▶ _Problem statement_
Copy everything in the records, character for character, except images.

━━━━━━━━━━

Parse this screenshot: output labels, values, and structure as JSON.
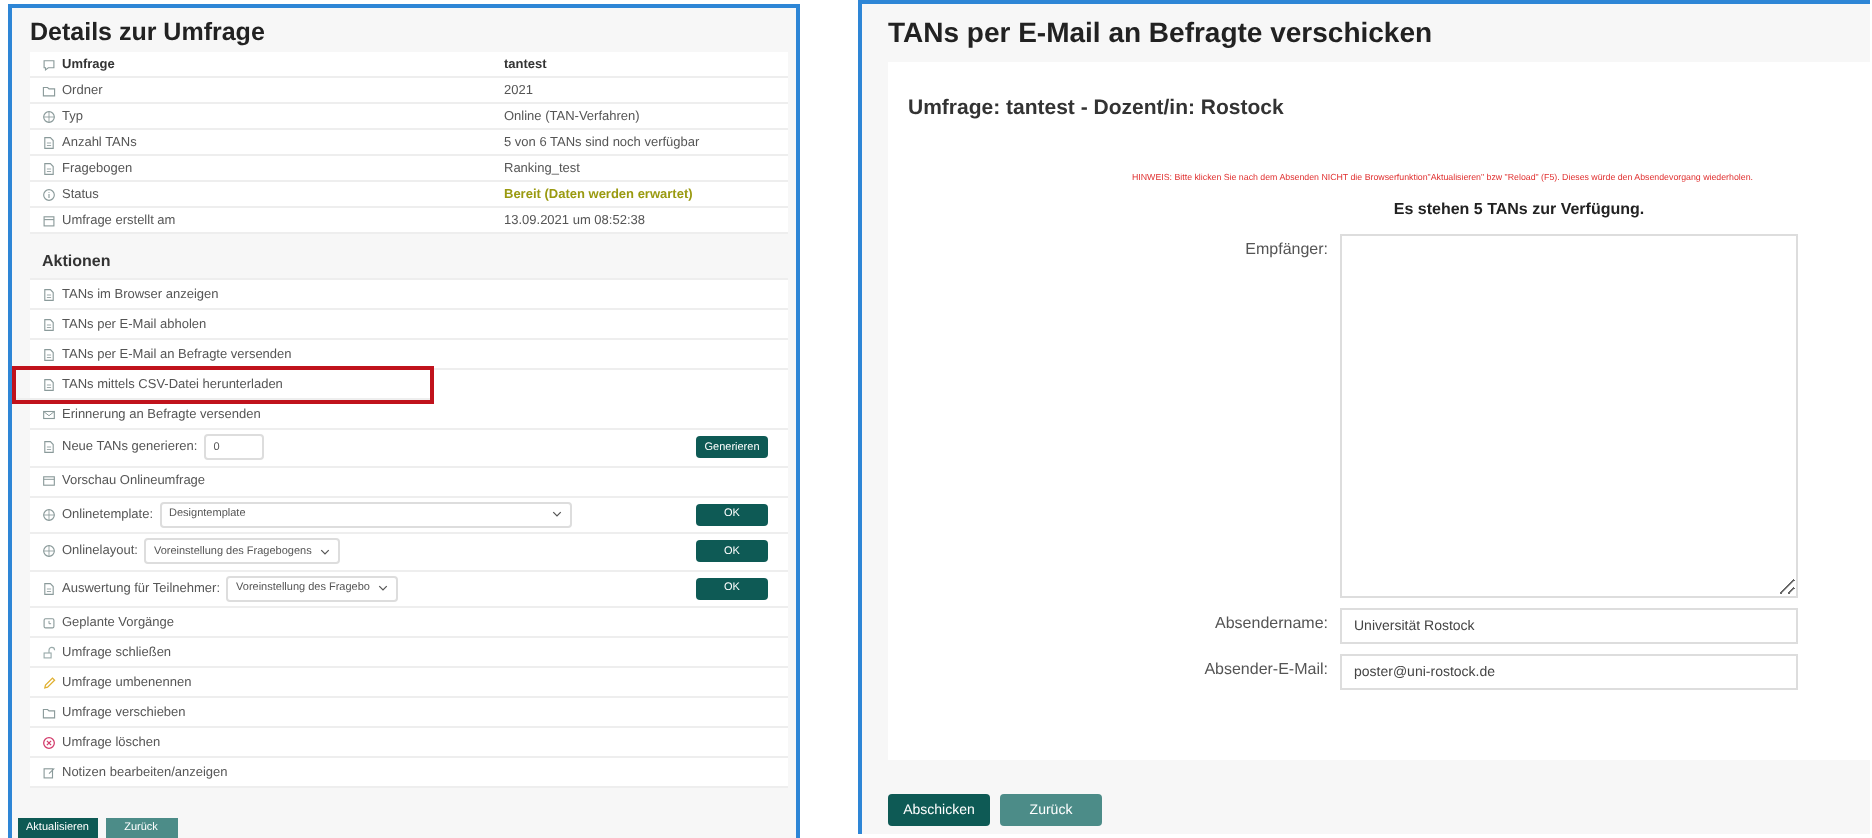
{
  "details": {
    "title": "Details zur Umfrage",
    "rows": [
      {
        "kind": "header",
        "label": "Umfrage",
        "value": "tantest"
      },
      {
        "kind": "plain",
        "label": "Ordner",
        "value": "2021"
      },
      {
        "kind": "plain",
        "label": "Typ",
        "value": "Online (TAN-Verfahren)"
      },
      {
        "kind": "plain",
        "label": "Anzahl TANs",
        "value": "5 von 6 TANs sind noch verfügbar"
      },
      {
        "kind": "plain",
        "label": "Fragebogen",
        "value": "Ranking_test"
      },
      {
        "kind": "status",
        "label": "Status",
        "value": "Bereit (Daten werden erwartet)"
      },
      {
        "kind": "plain",
        "label": "Umfrage erstellt am",
        "value": "13.09.2021 um 08:52:38"
      }
    ],
    "actions_title": "Aktionen",
    "actions": [
      {
        "kind": "link",
        "label": "TANs im Browser anzeigen",
        "highlighted": false
      },
      {
        "kind": "link",
        "label": "TANs per E-Mail abholen",
        "highlighted": false
      },
      {
        "kind": "link",
        "label": "TANs per E-Mail an Befragte versenden",
        "highlighted": false
      },
      {
        "kind": "link",
        "label": "TANs mittels CSV-Datei herunterladen",
        "highlighted": true
      },
      {
        "kind": "link",
        "label": "Erinnerung an Befragte versenden",
        "highlighted": false
      },
      {
        "kind": "number",
        "label": "Neue TANs generieren:",
        "value": "0",
        "button": "Generieren",
        "highlighted": false
      },
      {
        "kind": "link",
        "label": "Vorschau Onlineumfrage",
        "highlighted": false
      },
      {
        "kind": "select",
        "label": "Onlinetemplate:",
        "value": "Designtemplate",
        "wide": true,
        "button": "OK",
        "highlighted": false
      },
      {
        "kind": "select",
        "label": "Onlinelayout:",
        "value": "Voreinstellung des Fragebogens",
        "wide": false,
        "button": "OK",
        "highlighted": false
      },
      {
        "kind": "select",
        "label": "Auswertung für Teilnehmer:",
        "value": "Voreinstellung des Fragebo",
        "wide": false,
        "button": "OK",
        "highlighted": false
      },
      {
        "kind": "link",
        "label": "Geplante Vorgänge",
        "highlighted": false
      },
      {
        "kind": "link",
        "label": "Umfrage schließen",
        "highlighted": false
      },
      {
        "kind": "link",
        "label": "Umfrage umbenennen",
        "highlighted": false
      },
      {
        "kind": "link",
        "label": "Umfrage verschieben",
        "highlighted": false
      },
      {
        "kind": "link",
        "label": "Umfrage löschen",
        "highlighted": false
      },
      {
        "kind": "link",
        "label": "Notizen bearbeiten/anzeigen",
        "highlighted": false
      }
    ],
    "buttons": [
      "Aktualisieren",
      "Zurück"
    ]
  },
  "mail": {
    "title": "TANs per E-Mail an Befragte verschicken",
    "subtitle": "Umfrage: tantest - Dozent/in: Rostock",
    "notice": "HINWEIS: Bitte klicken Sie nach dem Absenden NICHT die Browserfunktion\"Aktualisieren\" bzw \"Reload\" (F5). Dieses würde den Absendevorgang wiederholen.",
    "available": "Es stehen 5 TANs zur Verfügung.",
    "recipients_label": "Empfänger:",
    "fields": [
      {
        "label": "Absendername:",
        "value": "Universität Rostock"
      },
      {
        "label": "Absender-E-Mail:",
        "value": "poster@uni-rostock.de"
      }
    ],
    "buttons": [
      "Abschicken",
      "Zurück"
    ]
  }
}
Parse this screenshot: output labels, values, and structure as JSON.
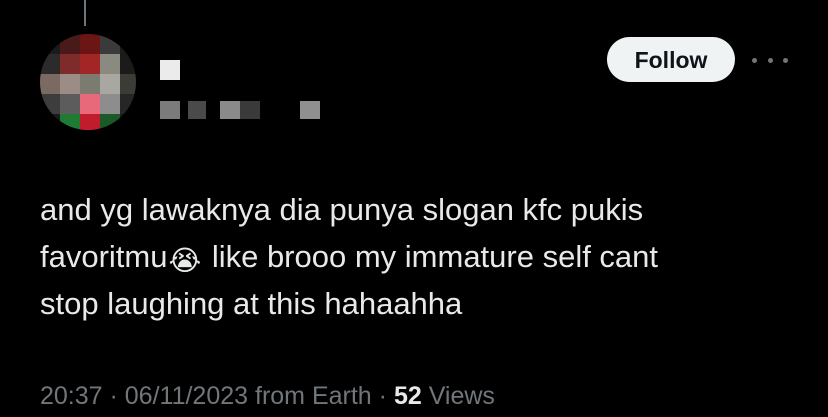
{
  "tweet": {
    "follow_label": "Follow",
    "text_part1": "and yg lawaknya dia punya slogan kfc pukis\nfavoritmu",
    "emoji": "😭",
    "text_part2": " like brooo my immature self cant\nstop laughing at this hahaahha",
    "time": "20:37",
    "separator": " · ",
    "date": "06/11/2023",
    "source": " from Earth",
    "views_count": "52",
    "views_label": " Views"
  },
  "icons": {
    "more": "more-horizontal-icon",
    "emoji": "loudly-crying-face-emoji"
  },
  "colors": {
    "background": "#000000",
    "text": "#e7e9ea",
    "secondary_text": "#71767b",
    "follow_button_bg": "#eff3f4",
    "follow_button_text": "#0f1419"
  }
}
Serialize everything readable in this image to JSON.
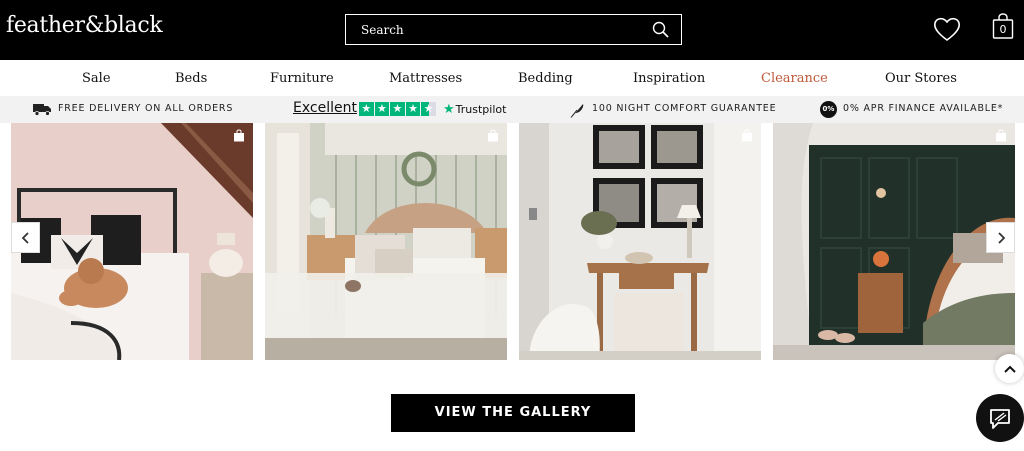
{
  "header": {
    "logo_text": "feather&black",
    "search_placeholder": "Search",
    "basket_count": "0"
  },
  "nav": {
    "items": [
      {
        "label": "Sale"
      },
      {
        "label": "Beds"
      },
      {
        "label": "Furniture"
      },
      {
        "label": "Mattresses"
      },
      {
        "label": "Bedding"
      },
      {
        "label": "Inspiration"
      },
      {
        "label": "Clearance"
      },
      {
        "label": "Our Stores"
      }
    ],
    "clearance_color": "#c05a3c"
  },
  "usp": {
    "delivery": "FREE DELIVERY ON ALL ORDERS",
    "trustpilot_rating": "Excellent",
    "trustpilot_brand": "Trustpilot",
    "trustpilot_stars": 4.5,
    "guarantee": "100 NIGHT COMFORT GUARANTEE",
    "finance_badge": "0%",
    "finance": "0% APR FINANCE AVAILABLE*"
  },
  "gallery": {
    "cta_label": "VIEW THE GALLERY",
    "tiles": [
      {
        "name": "pink-bedroom-metal-bed"
      },
      {
        "name": "sage-panelled-bedroom"
      },
      {
        "name": "console-table-framed-prints"
      },
      {
        "name": "dark-green-panelled-bedroom"
      }
    ]
  },
  "colors": {
    "header_bg": "#000000",
    "accent_clearance": "#c05a3c",
    "trustpilot_green": "#00b67a"
  }
}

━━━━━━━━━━

▶ _Problem solution_
Parse this screenshot: output labels, values, and structure as JSON.
{
  "details": {
    "title": "Details zur Umfrage",
    "rows": [
      {
        "kind": "header",
        "label": "Umfrage",
        "value": "tantest"
      },
      {
        "kind": "plain",
        "label": "Ordner",
        "value": "2021"
      },
      {
        "kind": "plain",
        "label": "Typ",
        "value": "Online (TAN-Verfahren)"
      },
      {
        "kind": "plain",
        "label": "Anzahl TANs",
        "value": "5 von 6 TANs sind noch verfügbar"
      },
      {
        "kind": "plain",
        "label": "Fragebogen",
        "value": "Ranking_test"
      },
      {
        "kind": "status",
        "label": "Status",
        "value": "Bereit (Daten werden erwartet)"
      },
      {
        "kind": "plain",
        "label": "Umfrage erstellt am",
        "value": "13.09.2021 um 08:52:38"
      }
    ],
    "actions_title": "Aktionen",
    "actions": [
      {
        "kind": "link",
        "label": "TANs im Browser anzeigen",
        "highlighted": false
      },
      {
        "kind": "link",
        "label": "TANs per E-Mail abholen",
        "highlighted": false
      },
      {
        "kind": "link",
        "label": "TANs per E-Mail an Befragte versenden",
        "highlighted": false
      },
      {
        "kind": "link",
        "label": "TANs mittels CSV-Datei herunterladen",
        "highlighted": true
      },
      {
        "kind": "link",
        "label": "Erinnerung an Befragte versenden",
        "highlighted": false
      },
      {
        "kind": "number",
        "label": "Neue TANs generieren:",
        "value": "0",
        "button": "Generieren",
        "highlighted": false
      },
      {
        "kind": "link",
        "label": "Vorschau Onlineumfrage",
        "highlighted": false
      },
      {
        "kind": "select",
        "label": "Onlinetemplate:",
        "value": "Designtemplate",
        "wide": true,
        "button": "OK",
        "highlighted": false
      },
      {
        "kind": "select",
        "label": "Onlinelayout:",
        "value": "Voreinstellung des Fragebogens",
        "wide": false,
        "button": "OK",
        "highlighted": false
      },
      {
        "kind": "select",
        "label": "Auswertung für Teilnehmer:",
        "value": "Voreinstellung des Fragebo",
        "wide": false,
        "button": "OK",
        "highlighted": false
      },
      {
        "kind": "link",
        "label": "Geplante Vorgänge",
        "highlighted": false
      },
      {
        "kind": "link",
        "label": "Umfrage schließen",
        "highlighted": false
      },
      {
        "kind": "link",
        "label": "Umfrage umbenennen",
        "highlighted": false
      },
      {
        "kind": "link",
        "label": "Umfrage verschieben",
        "highlighted": false
      },
      {
        "kind": "link",
        "label": "Umfrage löschen",
        "highlighted": false
      },
      {
        "kind": "link",
        "label": "Notizen bearbeiten/anzeigen",
        "highlighted": false
      }
    ],
    "buttons": [
      "Aktualisieren",
      "Zurück"
    ]
  },
  "mail": {
    "title": "TANs per E-Mail an Befragte verschicken",
    "subtitle": "Umfrage: tantest - Dozent/in: Rostock",
    "notice": "HINWEIS: Bitte klicken Sie nach dem Absenden NICHT die Browserfunktion\"Aktualisieren\" bzw \"Reload\" (F5). Dieses würde den Absendevorgang wiederholen.",
    "available": "Es stehen 5 TANs zur Verfügung.",
    "recipients_label": "Empfänger:",
    "fields": [
      {
        "label": "Absendername:",
        "value": "Universität Rostock"
      },
      {
        "label": "Absender-E-Mail:",
        "value": "poster@uni-rostock.de"
      }
    ],
    "buttons": [
      "Abschicken",
      "Zurück"
    ]
  }
}
Parse this screenshot: output labels, values, and structure as JSON.
{
  "tweet": {
    "follow_label": "Follow",
    "text_part1": "and yg lawaknya dia punya slogan kfc pukis\nfavoritmu",
    "emoji": "😭",
    "text_part2": " like brooo my immature self cant\nstop laughing at this hahaahha",
    "time": "20:37",
    "separator": " · ",
    "date": "06/11/2023",
    "source": " from Earth",
    "views_count": "52",
    "views_label": " Views"
  },
  "icons": {
    "more": "more-horizontal-icon",
    "emoji": "loudly-crying-face-emoji"
  },
  "colors": {
    "background": "#000000",
    "text": "#e7e9ea",
    "secondary_text": "#71767b",
    "follow_button_bg": "#eff3f4",
    "follow_button_text": "#0f1419"
  }
}
Serialize everything readable in this image to JSON.
{
  "header": {
    "logo_text": "feather&black",
    "search_placeholder": "Search",
    "basket_count": "0"
  },
  "nav": {
    "items": [
      {
        "label": "Sale"
      },
      {
        "label": "Beds"
      },
      {
        "label": "Furniture"
      },
      {
        "label": "Mattresses"
      },
      {
        "label": "Bedding"
      },
      {
        "label": "Inspiration"
      },
      {
        "label": "Clearance"
      },
      {
        "label": "Our Stores"
      }
    ],
    "clearance_color": "#c05a3c"
  },
  "usp": {
    "delivery": "FREE DELIVERY ON ALL ORDERS",
    "trustpilot_rating": "Excellent",
    "trustpilot_brand": "Trustpilot",
    "trustpilot_stars": 4.5,
    "guarantee": "100 NIGHT COMFORT GUARANTEE",
    "finance_badge": "0%",
    "finance": "0% APR FINANCE AVAILABLE*"
  },
  "gallery": {
    "cta_label": "VIEW THE GALLERY",
    "tiles": [
      {
        "name": "pink-bedroom-metal-bed"
      },
      {
        "name": "sage-panelled-bedroom"
      },
      {
        "name": "console-table-framed-prints"
      },
      {
        "name": "dark-green-panelled-bedroom"
      }
    ]
  },
  "colors": {
    "header_bg": "#000000",
    "accent_clearance": "#c05a3c",
    "trustpilot_green": "#00b67a"
  }
}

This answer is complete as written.